  1. Barry Gray says:

    Fantastic post, Darrow! We're part of the 15% that thinks about a class B RV (I didn't even know these letters until reading your post). Barry

  2. An excellent article about RVs for those who see this as a form of travel in retirement. Can I also suggest Home Exchanging as another great way to travel cheaply when retired. Many of our members combine both forms when on a trip.

    Brian Luckhurst

  3. Darrow Kirkpatrick says:

    Barry: thanks, and good to hear from you! Those classifications are handy to know. The main thing, if you're in the market, is to find an RV that is economical to purchase and operate, with a floor plan that suits you.

  4. Darrow Kirkpatrick says:

    Brian: thanks for the feedback. Your site looks helpful as well, with informative FAQs on the mechanics of home exchange. Good wishes and thanks for dropping by.

  5. Lots of good stuff in there! It's getting me itching for my own camper again. I'm torn on the Class B because I love my truck so much, and I use it for tent camping too. I think we'll stick with a small travel trailer for our next purchase, but that may change when the kids are out of the house and when we retire for good.

    I'd like to add that sometimes renting an RV or trailer can make a lot of sense despite the high sticker price (which can be more than a hotel room, before gas and camping fees). Just as you talked about miles/trip, cost/campsite, etc., you have to measure the cost of a specialized vehicle that is parked vs. being used. Buying a high dollar vehicle to sit most of the time could be more expensive than renting (unless it's your 2nd car like Darrow)

    If any readers are military, or retired military, it is worth looking at military campsites, as well as RV rentals from MWR. I was just down in Virginia Beach, for example, and Naval Air Station Oceana has about 30 trailers available to rent. They aren't cheap, but they could be cost effective for campers who venture out only a few times a year.

  6. Darrow Kirkpatrick says:

    Thanks Rob! You could always look at a slide-in truck camper to approach Class B driveability, while keeping your tent camping options. (Though I never found getting our truck camper off/on the truck particularly easy.)

    And thanks for the helpful comments about renting and military options. I agree, buying any kind of high-dollar RV that sits unused most of the year makes little sense.

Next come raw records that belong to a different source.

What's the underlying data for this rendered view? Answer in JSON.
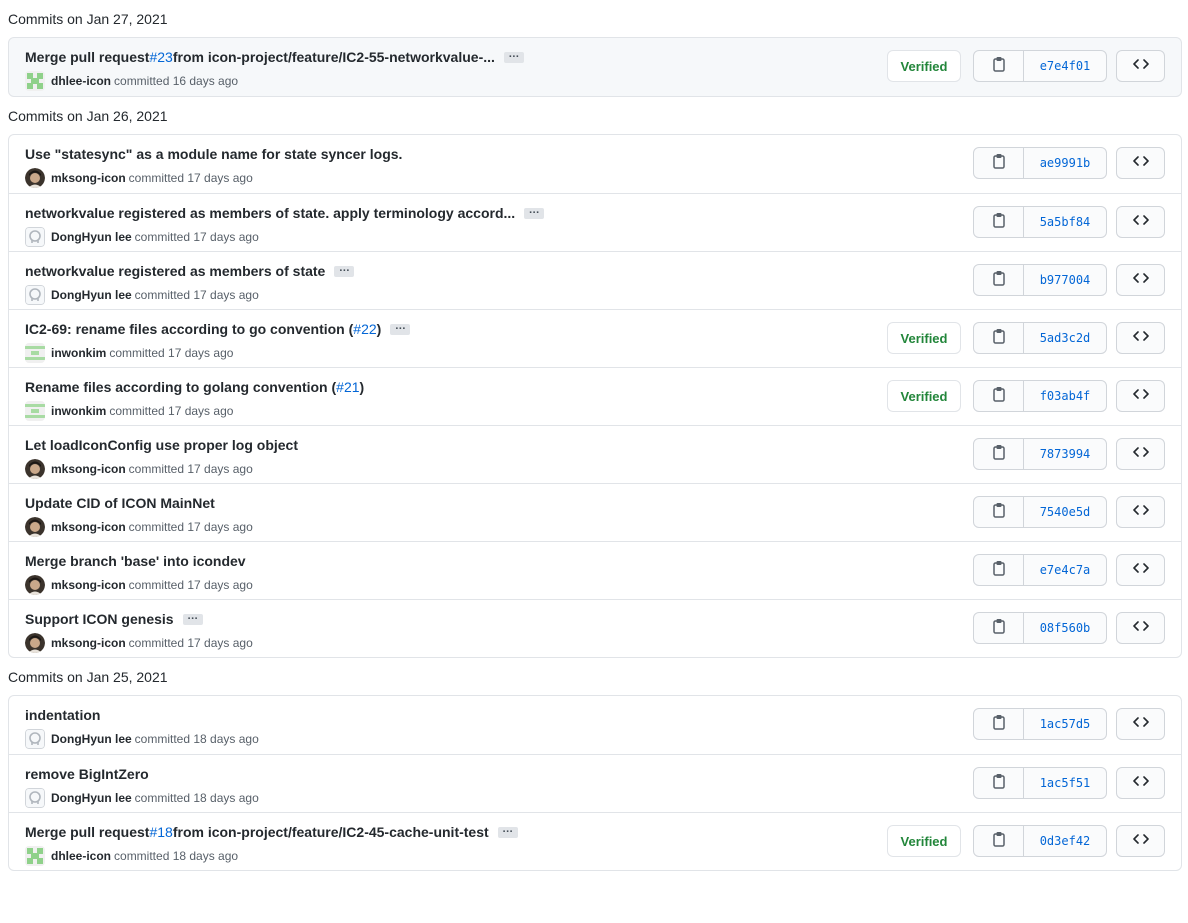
{
  "groups": [
    {
      "title": "Commits on Jan 27, 2021",
      "highlight": true,
      "commits": [
        {
          "pre": "Merge pull request ",
          "link": "#23",
          "post": " from icon-project/feature/IC2-55-networkvalue-...",
          "ellipsis": true,
          "author": "dhlee-icon",
          "avatar": "identicon-green",
          "time": "committed 16 days ago",
          "verified": true,
          "sha": "e7e4f01"
        }
      ]
    },
    {
      "title": "Commits on Jan 26, 2021",
      "highlight": false,
      "commits": [
        {
          "pre": "Use \"statesync\" as a module name for state syncer logs.",
          "link": "",
          "post": "",
          "ellipsis": false,
          "author": "mksong-icon",
          "avatar": "photo",
          "time": "committed 17 days ago",
          "verified": false,
          "sha": "ae9991b"
        },
        {
          "pre": "networkvalue registered as members of state. apply terminology accord...",
          "link": "",
          "post": "",
          "ellipsis": true,
          "author": "DongHyun lee",
          "avatar": "default",
          "time": "committed 17 days ago",
          "verified": false,
          "sha": "5a5bf84"
        },
        {
          "pre": "networkvalue registered as members of state",
          "link": "",
          "post": "",
          "ellipsis": true,
          "author": "DongHyun lee",
          "avatar": "default",
          "time": "committed 17 days ago",
          "verified": false,
          "sha": "b977004"
        },
        {
          "pre": "IC2-69: rename files according to go convention (",
          "link": "#22",
          "post": ")",
          "ellipsis": true,
          "author": "inwonkim",
          "avatar": "identicon-stripe",
          "time": "committed 17 days ago",
          "verified": true,
          "sha": "5ad3c2d"
        },
        {
          "pre": "Rename files according to golang convention (",
          "link": "#21",
          "post": ")",
          "ellipsis": false,
          "author": "inwonkim",
          "avatar": "identicon-stripe",
          "time": "committed 17 days ago",
          "verified": true,
          "sha": "f03ab4f"
        },
        {
          "pre": "Let loadIconConfig use proper log object",
          "link": "",
          "post": "",
          "ellipsis": false,
          "author": "mksong-icon",
          "avatar": "photo",
          "time": "committed 17 days ago",
          "verified": false,
          "sha": "7873994"
        },
        {
          "pre": "Update CID of ICON MainNet",
          "link": "",
          "post": "",
          "ellipsis": false,
          "author": "mksong-icon",
          "avatar": "photo",
          "time": "committed 17 days ago",
          "verified": false,
          "sha": "7540e5d"
        },
        {
          "pre": "Merge branch 'base' into icondev",
          "link": "",
          "post": "",
          "ellipsis": false,
          "author": "mksong-icon",
          "avatar": "photo",
          "time": "committed 17 days ago",
          "verified": false,
          "sha": "e7e4c7a"
        },
        {
          "pre": "Support ICON genesis",
          "link": "",
          "post": "",
          "ellipsis": true,
          "author": "mksong-icon",
          "avatar": "photo",
          "time": "committed 17 days ago",
          "verified": false,
          "sha": "08f560b"
        }
      ]
    },
    {
      "title": "Commits on Jan 25, 2021",
      "highlight": false,
      "commits": [
        {
          "pre": "indentation",
          "link": "",
          "post": "",
          "ellipsis": false,
          "author": "DongHyun lee",
          "avatar": "default",
          "time": "committed 18 days ago",
          "verified": false,
          "sha": "1ac57d5"
        },
        {
          "pre": "remove BigIntZero",
          "link": "",
          "post": "",
          "ellipsis": false,
          "author": "DongHyun lee",
          "avatar": "default",
          "time": "committed 18 days ago",
          "verified": false,
          "sha": "1ac5f51"
        },
        {
          "pre": "Merge pull request ",
          "link": "#18",
          "post": " from icon-project/feature/IC2-45-cache-unit-test",
          "ellipsis": true,
          "author": "dhlee-icon",
          "avatar": "identicon-green",
          "time": "committed 18 days ago",
          "verified": true,
          "sha": "0d3ef42"
        }
      ]
    }
  ],
  "labels": {
    "verified": "Verified",
    "ellipsis": "…"
  },
  "icons": {
    "copy": "clippy-icon",
    "browse": "code-icon"
  },
  "colors": {
    "link": "#0366d6",
    "verified": "#22863a",
    "border": "#e1e4e8"
  }
}
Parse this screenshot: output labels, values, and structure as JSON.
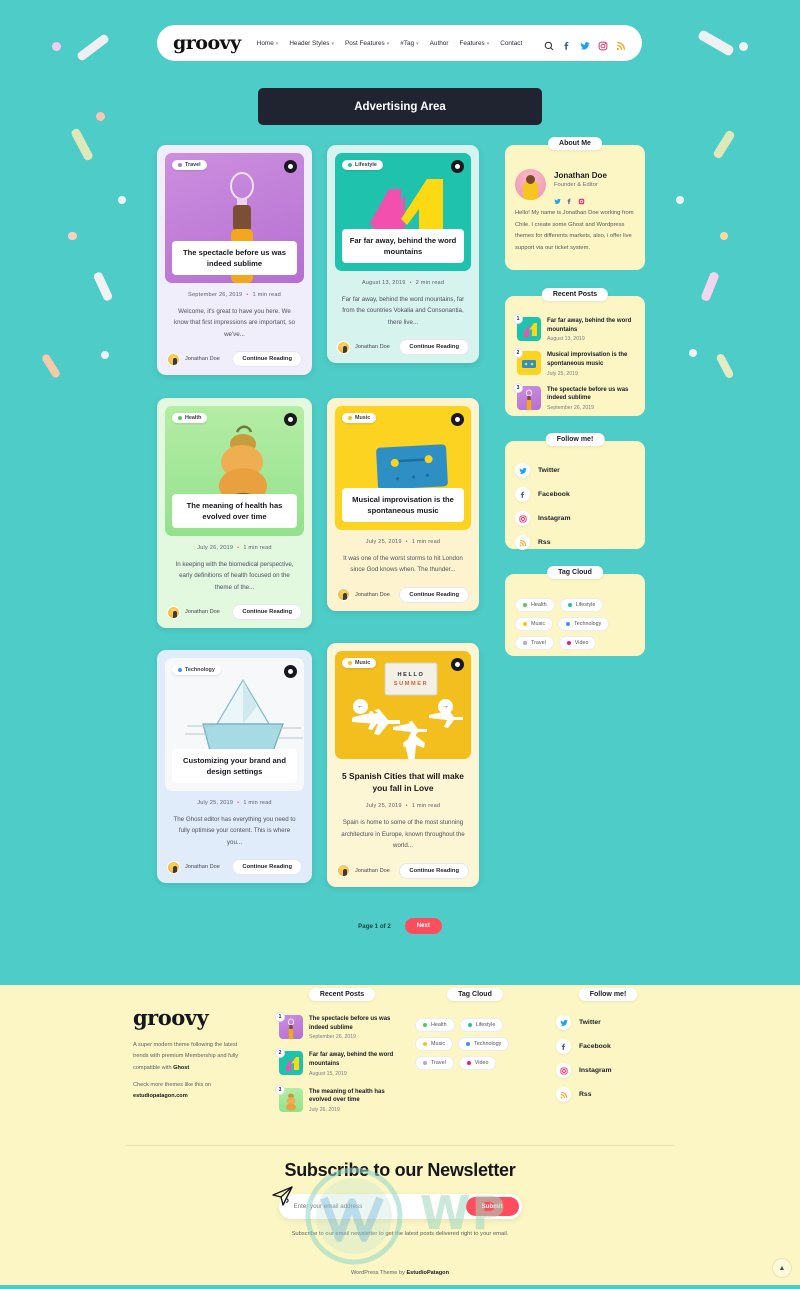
{
  "site": {
    "brand": "groovy",
    "footer_brand": "groovy"
  },
  "nav": {
    "items": [
      {
        "label": "Home",
        "caret": true
      },
      {
        "label": "Header Styles",
        "caret": true
      },
      {
        "label": "Post Features",
        "caret": true
      },
      {
        "label": "#Tag",
        "caret": true
      },
      {
        "label": "Author",
        "caret": false
      },
      {
        "label": "Features",
        "caret": true
      },
      {
        "label": "Contact",
        "caret": false
      }
    ],
    "icons": [
      "search-icon",
      "facebook-icon",
      "twitter-icon",
      "instagram-icon",
      "rss-icon"
    ]
  },
  "ad": {
    "label": "Advertising Area"
  },
  "posts": [
    {
      "tag": "Travel",
      "tag_color": "#b07ae0",
      "title": "The spectacle before us was indeed sublime",
      "date": "September 26, 2019",
      "read": "1 min read",
      "excerpt": "Welcome, it's great to have you here. We know that first impressions are important, so we've...",
      "author": "Jonathan Doe",
      "cta": "Continue Reading",
      "card_bg": "#f0eefa",
      "media_bg": "#c07fd8"
    },
    {
      "tag": "Lifestyle",
      "tag_color": "#24c2a8",
      "title": "Far far away, behind the word mountains",
      "date": "August 13, 2019",
      "read": "2 min read",
      "excerpt": "Far far away, behind the word mountains, far from the countries Vokalia and Consonantia, there live...",
      "author": "Jonathan Doe",
      "cta": "Continue Reading",
      "card_bg": "#d6f3ee",
      "media_bg": "#1fc3ad"
    },
    {
      "tag": "Health",
      "tag_color": "#55c95e",
      "title": "The meaning of health has evolved over time",
      "date": "July 26, 2019",
      "read": "1 min read",
      "excerpt": "In keeping with the biomedical perspective, early definitions of health focused on the theme of the...",
      "author": "Jonathan Doe",
      "cta": "Continue Reading",
      "card_bg": "#e2f8df",
      "media_bg": "#a9e99a"
    },
    {
      "tag": "Music",
      "tag_color": "#f5c518",
      "title": "Musical improvisation is the spontaneous music",
      "date": "July 25, 2019",
      "read": "1 min read",
      "excerpt": "It was one of the worst storms to hit London since God knows when. The thunder...",
      "author": "Jonathan Doe",
      "cta": "Continue Reading",
      "card_bg": "#fdf4cf",
      "media_bg": "#fbd320"
    },
    {
      "tag": "Technology",
      "tag_color": "#4a8df0",
      "title": "Customizing your brand and design settings",
      "date": "July 25, 2019",
      "read": "1 min read",
      "excerpt": "The Ghost editor has everything you need to fully optimise your content. This is where you...",
      "author": "Jonathan Doe",
      "cta": "Continue Reading",
      "card_bg": "#e1ecfb",
      "media_bg": "#f4f6f8"
    },
    {
      "tag": "Music",
      "tag_color": "#f5c518",
      "title": "5 Spanish Cities that will make you fall in Love",
      "date": "July 25, 2019",
      "read": "1 min read",
      "excerpt": "Spain is home to some of the most stunning architecture in Europe, known throughout the world...",
      "author": "Jonathan Doe",
      "cta": "Continue Reading",
      "card_bg": "#fdf6d4",
      "media_bg": "#f2bf1f",
      "slider": {
        "prev": "←",
        "next": "→",
        "sign_line1": "HELLO",
        "sign_line2": "SUMMER"
      }
    }
  ],
  "sidebar": {
    "about": {
      "title": "About Me",
      "name": "Jonathan Doe",
      "role": "Founder & Editor",
      "socials": [
        "twitter-icon",
        "facebook-icon",
        "instagram-icon"
      ],
      "text": "Hello! My name is Jonathan Doe working from Chile. I create some Ghost and Wordpress themes for differents markets, also, i offer live support via our ticket system."
    },
    "recent": {
      "title": "Recent Posts",
      "items": [
        {
          "num": "1",
          "title": "Far far away, behind the word mountains",
          "date": "August 13, 2019"
        },
        {
          "num": "2",
          "title": "Musical improvisation is the spontaneous music",
          "date": "July 25, 2019"
        },
        {
          "num": "3",
          "title": "The spectacle before us was indeed sublime",
          "date": "September 26, 2019"
        }
      ]
    },
    "follow": {
      "title": "Follow me!",
      "items": [
        {
          "label": "Twitter",
          "icon": "twitter-icon"
        },
        {
          "label": "Facebook",
          "icon": "facebook-icon"
        },
        {
          "label": "Instagram",
          "icon": "instagram-icon"
        },
        {
          "label": "Rss",
          "icon": "rss-icon"
        }
      ]
    },
    "tags": {
      "title": "Tag Cloud",
      "items": [
        {
          "label": "Health",
          "color": "#55c95e"
        },
        {
          "label": "Lifestyle",
          "color": "#24c2a8"
        },
        {
          "label": "Music",
          "color": "#f5c518"
        },
        {
          "label": "Technology",
          "color": "#4a8df0"
        },
        {
          "label": "Travel",
          "color": "#b4a6e8"
        },
        {
          "label": "Video",
          "color": "#e0208a"
        }
      ]
    }
  },
  "pagination": {
    "label": "Page 1 of 2",
    "next": "Next"
  },
  "footer": {
    "desc_prefix": "A super modern theme following the latest trends with premium Membership and fully compatible with ",
    "desc_bold": "Ghost",
    "more_prefix": "Check more themes like this on ",
    "more_bold": "estudiopatagon.com",
    "recent": {
      "title": "Recent Posts",
      "items": [
        {
          "num": "1",
          "title": "The spectacle before us was indeed sublime",
          "date": "September 26, 2019"
        },
        {
          "num": "2",
          "title": "Far far away, behind the word mountains",
          "date": "August 15, 2019"
        },
        {
          "num": "3",
          "title": "The meaning of health has evolved over time",
          "date": "July 26, 2019"
        }
      ]
    },
    "tags": {
      "title": "Tag Cloud",
      "items": [
        {
          "label": "Health",
          "color": "#55c95e"
        },
        {
          "label": "Lifestyle",
          "color": "#24c2a8"
        },
        {
          "label": "Music",
          "color": "#f5c518"
        },
        {
          "label": "Technology",
          "color": "#4a8df0"
        },
        {
          "label": "Travel",
          "color": "#b4a6e8"
        },
        {
          "label": "Video",
          "color": "#e0208a"
        }
      ]
    },
    "follow": {
      "title": "Follow me!",
      "items": [
        {
          "label": "Twitter",
          "icon": "twitter-icon"
        },
        {
          "label": "Facebook",
          "icon": "facebook-icon"
        },
        {
          "label": "Instagram",
          "icon": "instagram-icon"
        },
        {
          "label": "Rss",
          "icon": "rss-icon"
        }
      ]
    },
    "newsletter": {
      "title": "Subscribe to our Newsletter",
      "placeholder": "Enter your email address",
      "submit": "Submit",
      "note": "Subscribe to our email newsletter to get the latest posts delivered right to your email."
    },
    "credit_prefix": "WordPress Theme by ",
    "credit_bold": "EstudioPatagon",
    "to_top": "▲",
    "watermark": "WP"
  },
  "colors": {
    "page_bg": "#4ecdc8",
    "footer_bg": "#fbf6c4",
    "accent": "#ff4d5e",
    "dark": "#1f2430"
  }
}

  7. Jenna, Adaptu Community Manager says:

    Ha! You don't have to be retired to have a camper. I have a cute little 10 ft pop up I use for camping with family and friends and I'm definitely no where near close to retiring!

  8. Darrow Kirkpatrick says:

    Love it! Good choice on the size. I found that for most scenarios, other than full-time living, only the smallest RV's made economic sense. Thanks for the comment Jenna!

  9. Boondocking, that is staying away from RV parks and staying on public lands (BLM, National Forest out west in particular) can greatly cut RVing costs, to the point of absurdity sometimes. In theory you have to move 25 miles away from your prior campsite every two weeks, but there aren't exactly an army of BLM or Forest Service employees patrolling the backwoods enforcing these rules. Also, taking advantage of mother natures air conditioner (elevation) and mother natures heating (lack of elevation) can minimize or negate the need for generators and A/C's. An ideal "RV" would be a pop up truck camper (Four wheel or All Terrain models) on a light pickup (Tacoma or Ranger). Good gas mileage, easy to get into the backcountry. Combine it with a 80 watt solar panel, roof mounted RV swamp cooler (a company called turbokool still makes one), and your major limiting factor would be access to fresh water.

  10. Darrow Kirkpatrick says:

    Awesome Dave. Love it. Thanks for the comment and the helpful details!

    A couple of decent books on boondocking include:

    The Complete Book of Boondock RVing: Camping Off the Beaten Path

    Boondocking: Finding a Perfect Campsite on America's Public Lands